        The bill, as originally written, had one co-sponsor from the Democratic caucus: Steve Hobbs, who no one would accuse of being a pawn of the WEA. The bill was also originally co-sponsored by Mike Padden, a conservative Republican from the 4th LD, who was also part of the group who voted against the bill when it failed 19-28 on the Senate floor. This is all a part of the record:nnhttp://apps.leg.wa.gov/billinfo/summary.aspx?bill=5246&year=2013nnSo if you’d like to say that people voted against this bill only “at the bequest of the WEA”, you also need to say that to Don Benton, Pam Roach, Brian Dansel, Brown, and Eriksen, and if you (or Shift) would like to tell them, Republicans all, I’d love to see that call-out.nnAs to the ranking, let’s quote the bill as it passed out of the Senate Education Committee:nn”Districts must use student growth data to create a rank order of teachers based on the amount of average student growth achieved in each teacher’s classroom. The bottom quartile of teachers in the rank order shall be identified by the district as requiring additional support.”nn(You can read it yourself, here: http://apps.leg.wa.gov/documents/billdocs/2013-14/Pdf/Bills/Senate%20Bills/5246-S.pdf)nnnSo yes, I do take the Senate Republicans at their word that that’s what they wanted. If you choose to ignore that, then that’s your choice to ignore reality.

  • AJTmom

    Since the teachers did not want to include student testing in their evaluations (I don’t blame them – CCSS/Smarter Balanced is a joke), why are we still holding our students accountable? Now is the time to de-link any exit exam for graduation.

  • http://www.sanitypages.com Johnmichael Monteith

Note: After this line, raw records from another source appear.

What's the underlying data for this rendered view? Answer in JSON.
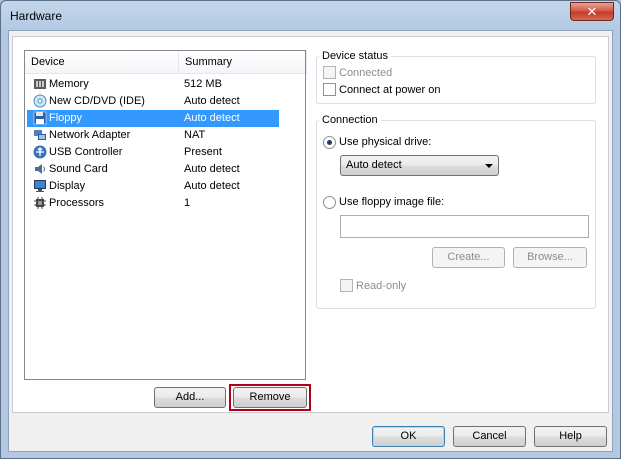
{
  "window": {
    "title": "Hardware",
    "close_glyph": "✕"
  },
  "device_list": {
    "columns": {
      "device": "Device",
      "summary": "Summary"
    },
    "rows": [
      {
        "name": "Memory",
        "summary": "512 MB",
        "icon": "memory-icon"
      },
      {
        "name": "New CD/DVD (IDE)",
        "summary": "Auto detect",
        "icon": "cd-dvd-icon"
      },
      {
        "name": "Floppy",
        "summary": "Auto detect",
        "icon": "floppy-icon",
        "selected": true
      },
      {
        "name": "Network Adapter",
        "summary": "NAT",
        "icon": "network-adapter-icon"
      },
      {
        "name": "USB Controller",
        "summary": "Present",
        "icon": "usb-icon"
      },
      {
        "name": "Sound Card",
        "summary": "Auto detect",
        "icon": "sound-card-icon"
      },
      {
        "name": "Display",
        "summary": "Auto detect",
        "icon": "display-icon"
      },
      {
        "name": "Processors",
        "summary": "1",
        "icon": "processor-icon"
      }
    ],
    "add_label": "Add...",
    "remove_label": "Remove"
  },
  "device_status": {
    "title": "Device status",
    "connected_label": "Connected",
    "connect_at_power_on_label": "Connect at power on"
  },
  "connection": {
    "title": "Connection",
    "physical_drive_label": "Use physical drive:",
    "physical_drive_value": "Auto detect",
    "floppy_image_label": "Use floppy image file:",
    "floppy_image_value": "",
    "create_label": "Create...",
    "browse_label": "Browse...",
    "read_only_label": "Read-only"
  },
  "footer": {
    "ok_label": "OK",
    "cancel_label": "Cancel",
    "help_label": "Help"
  },
  "colors": {
    "selection": "#3399ff",
    "remove_highlight": "#b0001a"
  }
}
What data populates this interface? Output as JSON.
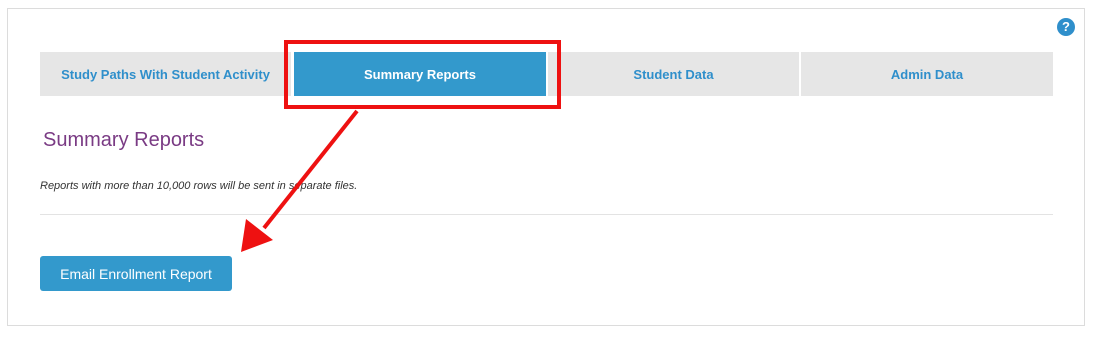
{
  "help": {
    "glyph": "?"
  },
  "tabs": [
    {
      "label": "Study Paths With Student Activity",
      "active": false
    },
    {
      "label": "Summary Reports",
      "active": true
    },
    {
      "label": "Student Data",
      "active": false
    },
    {
      "label": "Admin Data",
      "active": false
    }
  ],
  "main": {
    "title": "Summary Reports",
    "note": "Reports with more than 10,000 rows will be sent in separate files.",
    "email_button_label": "Email Enrollment Report"
  },
  "colors": {
    "accent": "#3399cc",
    "link": "#2f8fcb",
    "title": "#7a3b84",
    "tab_inactive_bg": "#e6e6e6",
    "annotation": "#ee1111"
  }
}
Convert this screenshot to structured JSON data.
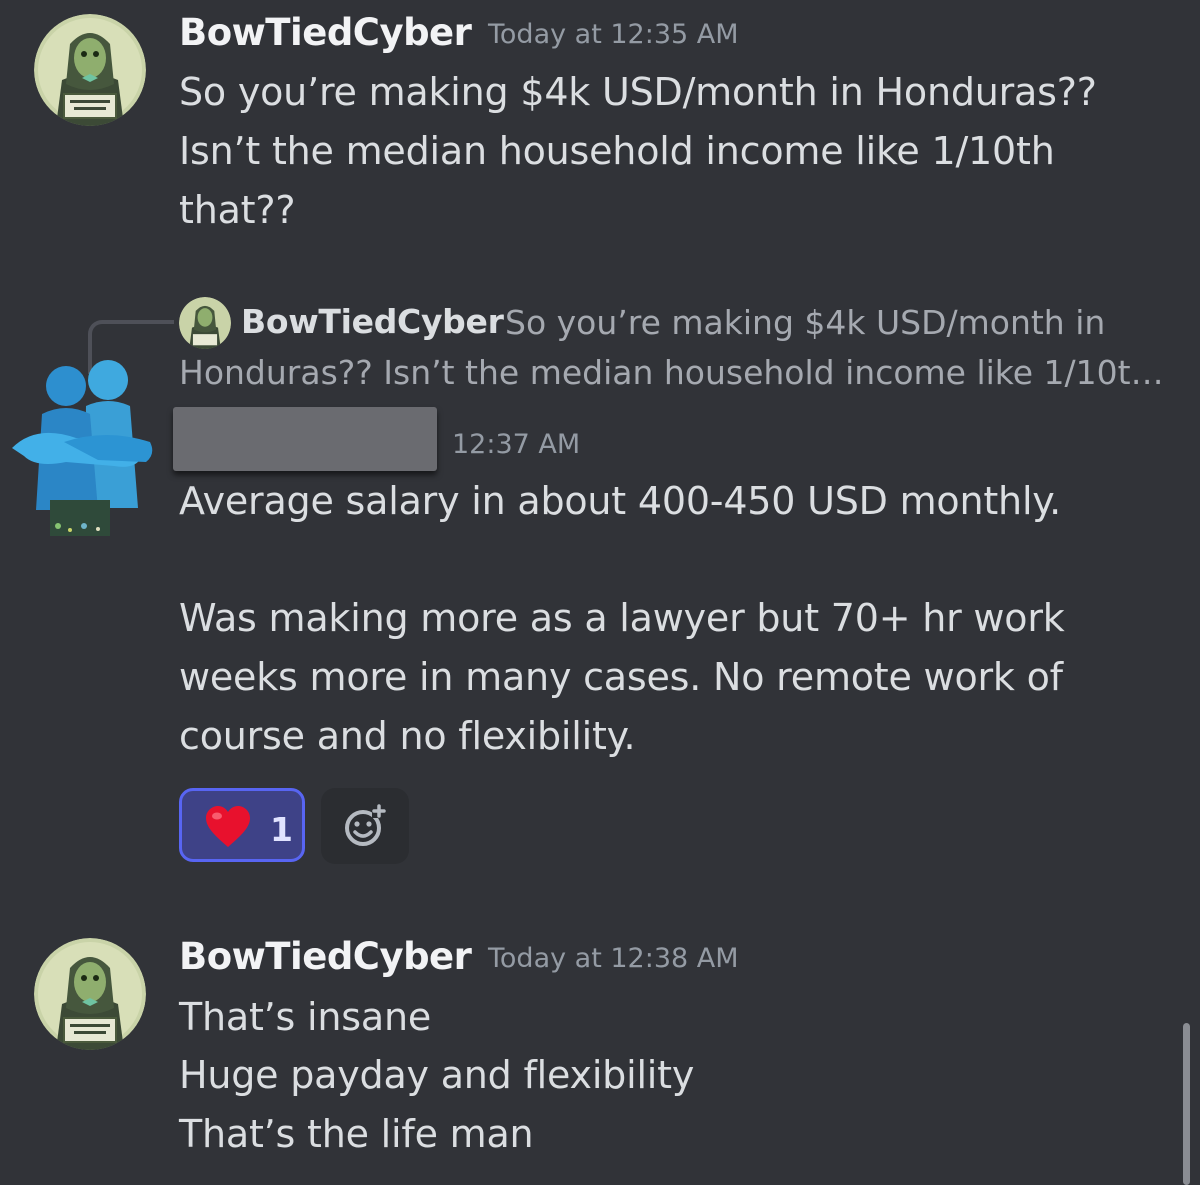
{
  "messages": [
    {
      "username": "BowTiedCyber",
      "timestamp": "Today at 12:35 AM",
      "lines": [
        "So you’re making $4k USD/month in Honduras??",
        "Isn’t the median household income like 1/10th",
        "that??"
      ]
    },
    {
      "reply": {
        "username": "BowTiedCyber",
        "text_line1": "So you’re making $4k USD/month in",
        "text_line2": "Honduras?? Isn’t the median household income like 1/10t…"
      },
      "timestamp_visible": "12:37 AM",
      "lines": [
        "Average salary in about 400-450 USD monthly.",
        "",
        "Was making more as a lawyer but  70+ hr work",
        "weeks more in many cases. No remote work of",
        "course and no flexibility."
      ],
      "reactions": [
        {
          "emoji": "❤️",
          "count": "1"
        }
      ]
    },
    {
      "username": "BowTiedCyber",
      "timestamp": "Today at 12:38 AM",
      "lines": [
        "That’s insane",
        "Huge payday and flexibility",
        "That’s the life man"
      ]
    }
  ],
  "colors": {
    "background": "#313338",
    "username": "#f2f3f5",
    "text": "#dbdee1",
    "timestamp": "#949ba4",
    "reaction_active_bg": "#3e4287",
    "reaction_active_border": "#5865f2"
  },
  "icons": {
    "avatar": "bowtie-avatar-icon",
    "hug_avatar": "hugging-people-icon",
    "add_reaction": "add-reaction-icon",
    "heart": "heart-icon"
  }
}
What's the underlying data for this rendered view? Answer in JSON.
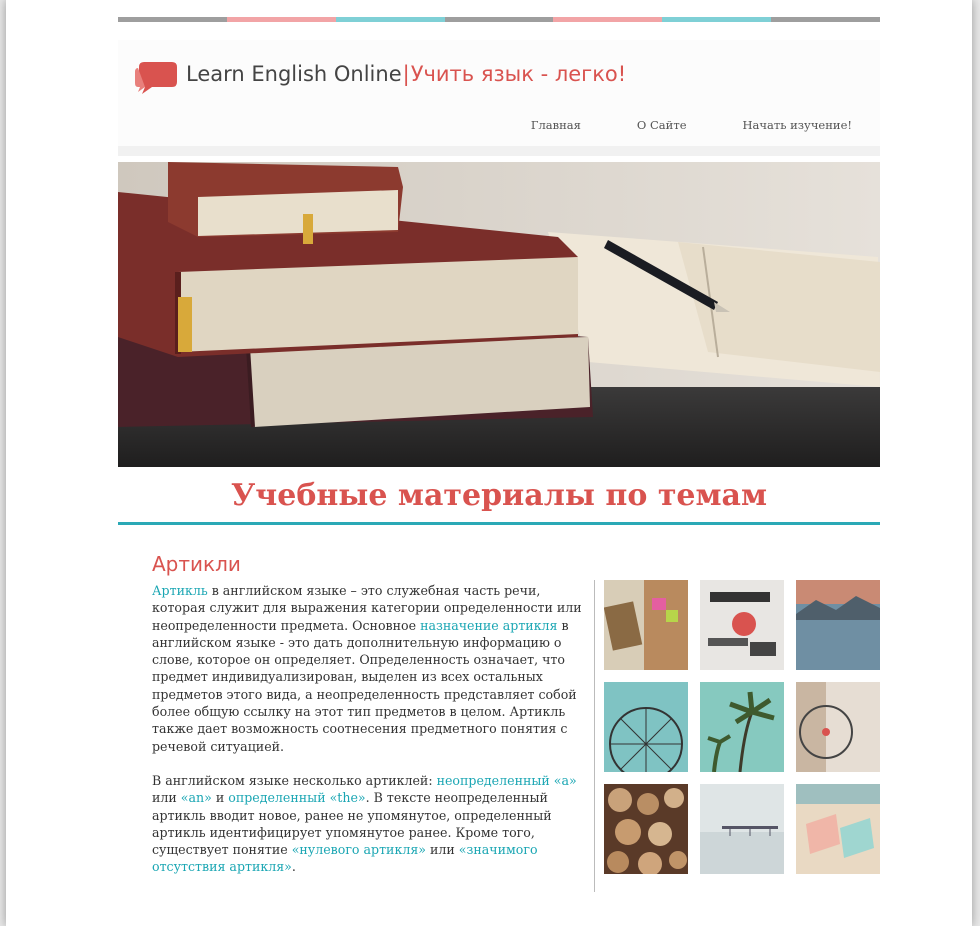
{
  "colors": {
    "accent_red": "#d9534f",
    "accent_teal": "#2aa9b6",
    "stripe": [
      "#9e9e9e",
      "#f2a4a6",
      "#7fd0d6",
      "#9e9e9e",
      "#f2a4a6",
      "#7fd0d6",
      "#9e9e9e"
    ]
  },
  "header": {
    "brand": "Learn English Online",
    "separator": "|",
    "tagline": "Учить язык - легко!",
    "logo_icon": "speech-bubble-icon"
  },
  "nav": [
    {
      "label": "Главная"
    },
    {
      "label": "О Сайте"
    },
    {
      "label": "Начать изучение!"
    }
  ],
  "hero": {
    "image": "books-and-pen-photo"
  },
  "section_title": "Учебные материалы по темам",
  "article": {
    "title": "Артикли",
    "p1": {
      "link_article": "Артикль",
      "t1": " в английском языке – это служебная часть речи, которая служит для выражения категории определенности или неопределенности предмета. Основное ",
      "link_purpose": "назначение артикля",
      "t2": " в английском языке - это дать дополнительную информацию о слове, которое он определяет. Определенность означает, что предмет индивидуализирован, выделен из всех остальных предметов этого вида, а неопределенность представляет собой более общую ссылку на этот тип предметов в целом. Артикль также дает возможность соотнесения предметного понятия с речевой ситуацией."
    },
    "p2": {
      "t1": "В английском языке несколько артиклей: ",
      "link_indef": "неопределенный «a»",
      "t2": " или ",
      "link_an": "«an»",
      "t3": " и ",
      "link_def": "определенный «the»",
      "t4": ". В тексте неопределенный артикль вводит новое, ранее не упомянутое, определенный артикль идентифицирует упомянутое ранее. Кроме того, существует понятие ",
      "link_zero": "«нулевого артикля»",
      "t5": " или ",
      "link_sig": "«значимого отсутствия артикля»",
      "t6": "."
    }
  },
  "gallery": [
    "map-notebook-photo",
    "typography-collage-photo",
    "lake-mountains-photo",
    "ferris-wheel-photo",
    "palm-trees-photo",
    "bicycle-photo",
    "wood-logs-photo",
    "pier-fog-photo",
    "beach-chairs-photo"
  ]
}
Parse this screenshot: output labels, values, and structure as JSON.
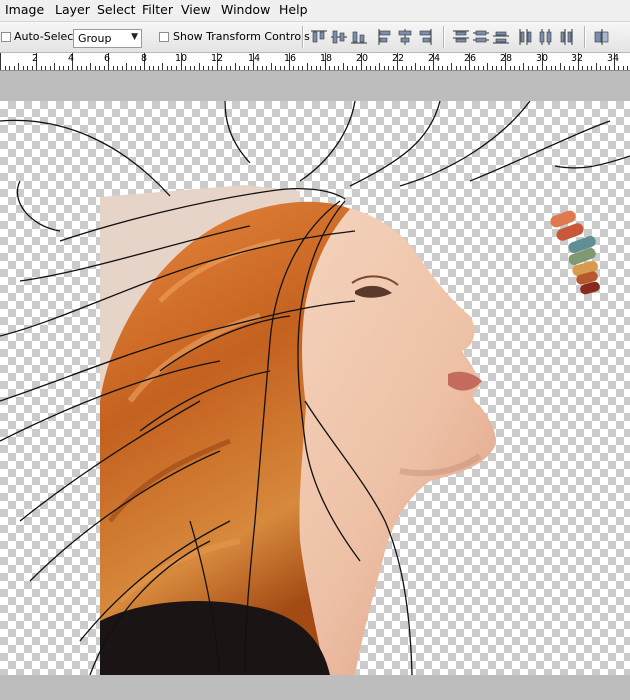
{
  "menu": {
    "items": [
      "Image",
      "Layer",
      "Select",
      "Filter",
      "View",
      "Window",
      "Help"
    ]
  },
  "options": {
    "auto_select_label": "Auto-Select:",
    "auto_select_value": "Group",
    "show_transform_label": "Show Transform Controls"
  },
  "ruler": {
    "labels": [
      "2",
      "4",
      "6",
      "8",
      "10",
      "12",
      "14",
      "16",
      "18",
      "20",
      "22",
      "24",
      "26",
      "28",
      "30",
      "32",
      "34"
    ]
  },
  "palette": {
    "swatches": [
      "#e07a4e",
      "#c9583a",
      "#5f8f94",
      "#7f9a72",
      "#d89b4e",
      "#b8562e",
      "#8a2a1e"
    ]
  }
}
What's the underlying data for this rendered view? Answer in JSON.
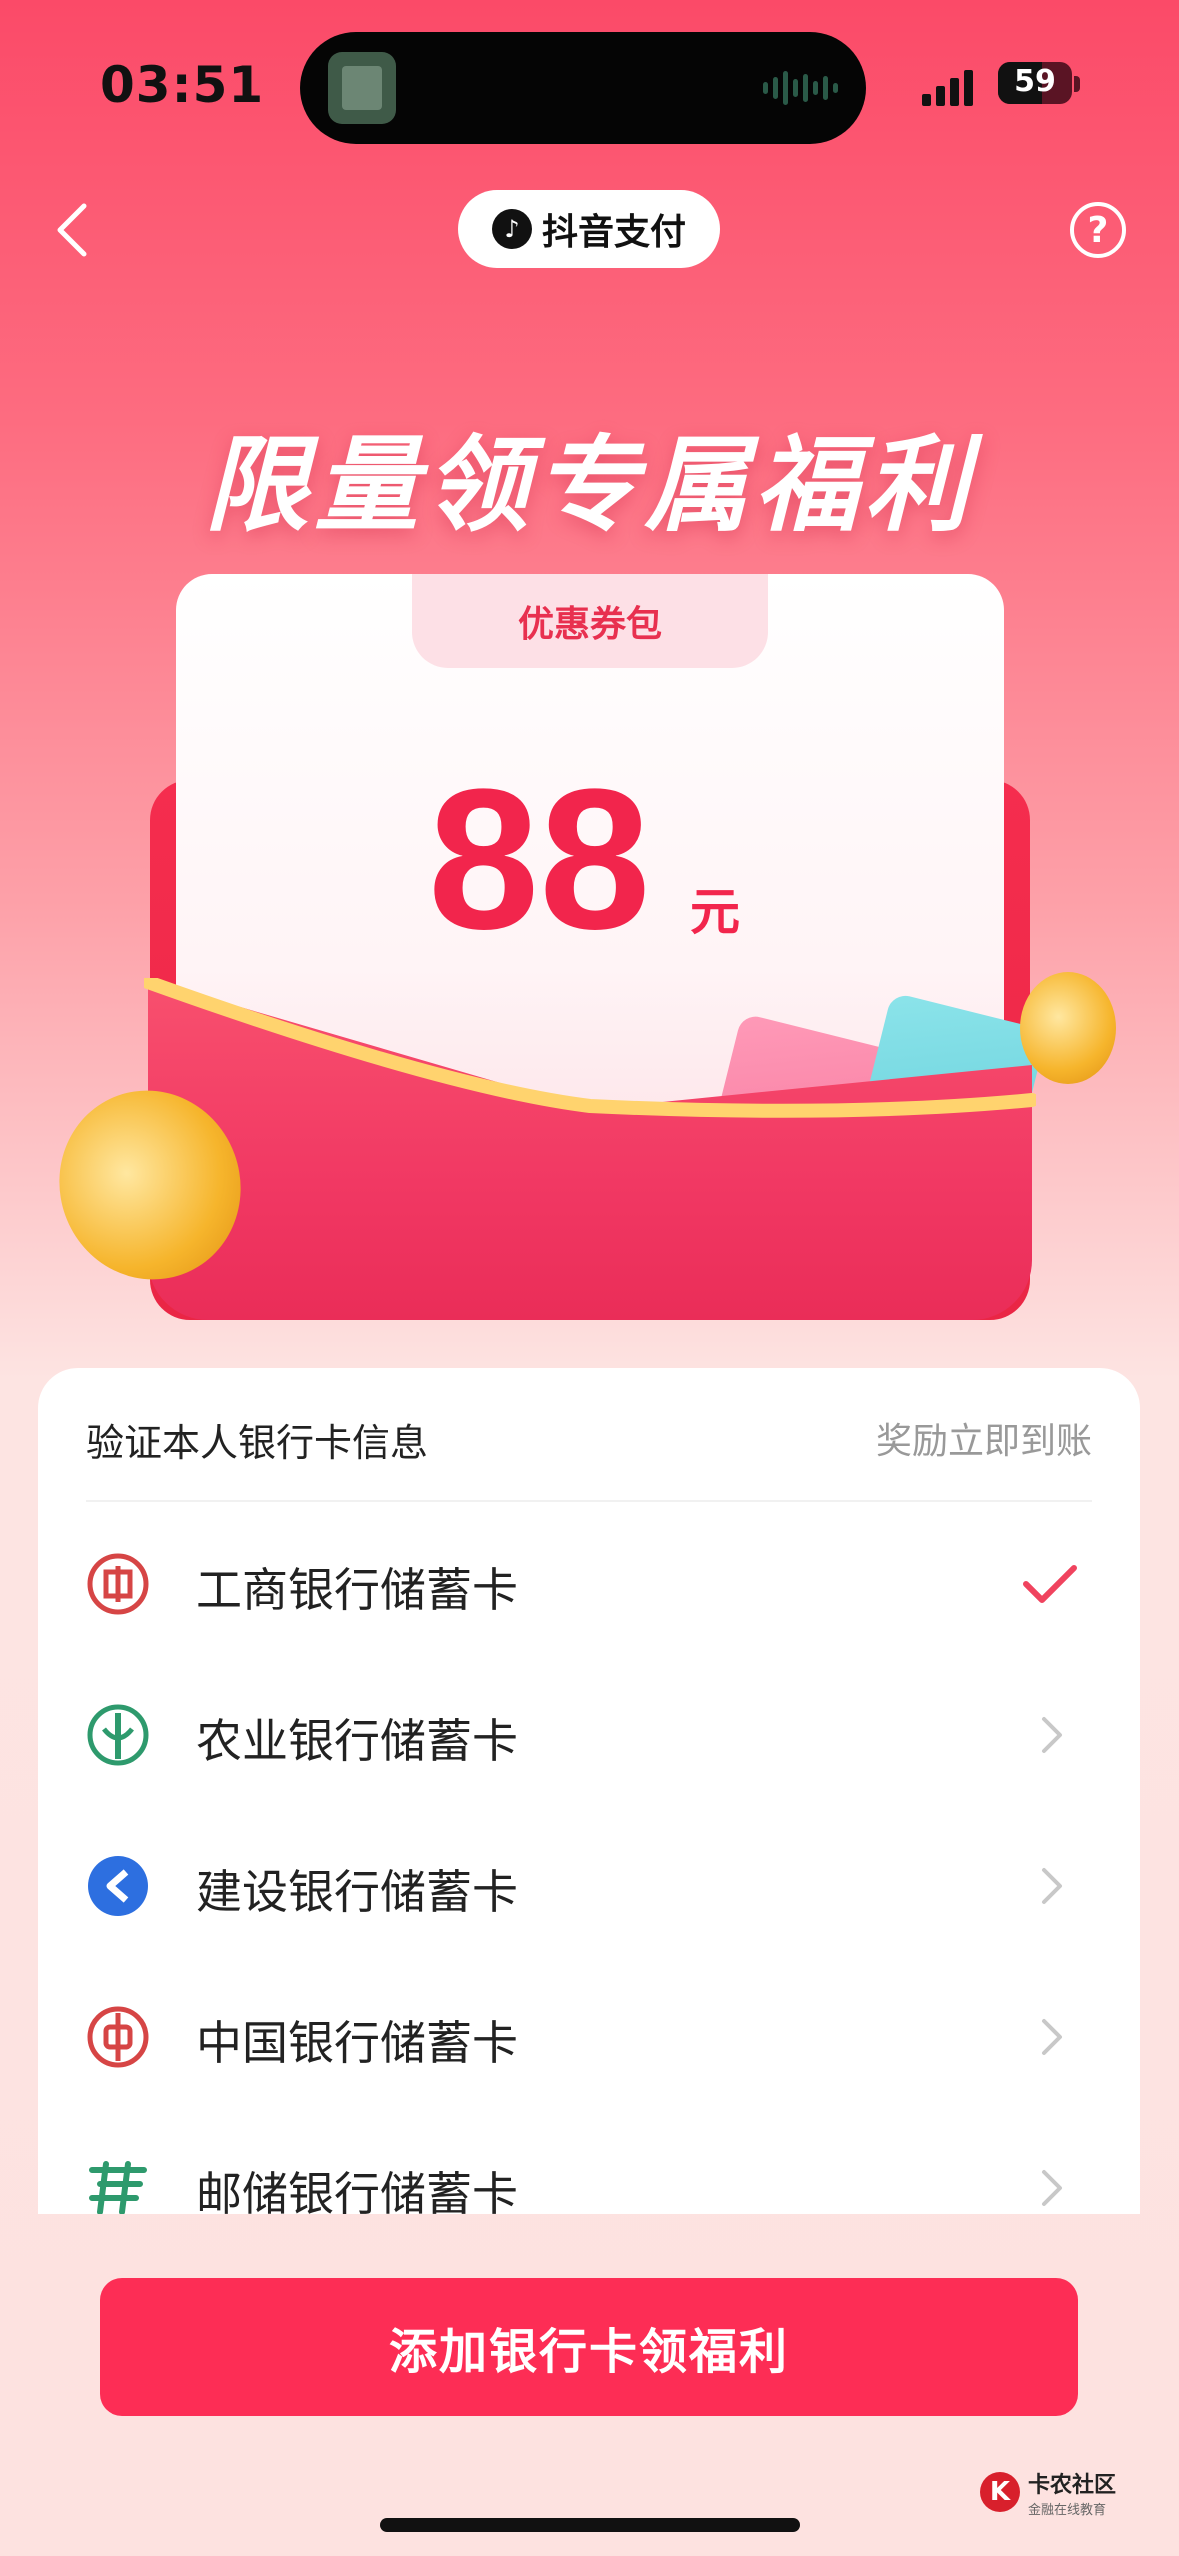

    “As the current law stands in Washington state, 100% of classroom teachers are responsible, every year, for using assessment data to show student growth (RCW 28A.405.100, section 2f). The state tests only would impact about 16% of teachers’ evaluations, whereas the current Washington law requires assessment data from every classroom teacher (district/schools can use district-, school- or classroom-based assessments… which already is happening). nWashington’s current law is stricter than what the USDE wanted. The problem the USDE had is that the law did not require the use of state testing–this non-requirement is largely because of the 16% mentioned above as well as statistical analysis that indicates that these measures were not statistically valid enough to draw causation, only correlation (besides the other states that have tried to attach teacher evaluation to test scores and found it inequitable or invalid, such as cases where the PE teacher’s evaluation is based on the school’s math scores). State schools Superintendent Dorn’s suggestion that the teachers union was stonewalling is a misrepresentation. Sure, unions do bad things sometimes, but in this case, the union was actually demanding that teachers be held MORE accountable than what the USDE wanted. Alas, the USDE wanted certain tests from particular test vendors, for some reason (I’ll leave that up to others to speculate).”

  • RD

    Anyone who believes the WEA, or any teacher’s union holds the welfare of our young as any sort of priority is Kool-Aid drinking fool. Educators (most) = democrats = pro-infanticide.nI wonder how many teaching jobs have been lost do to the murder of 54 million babies the past 40+ years?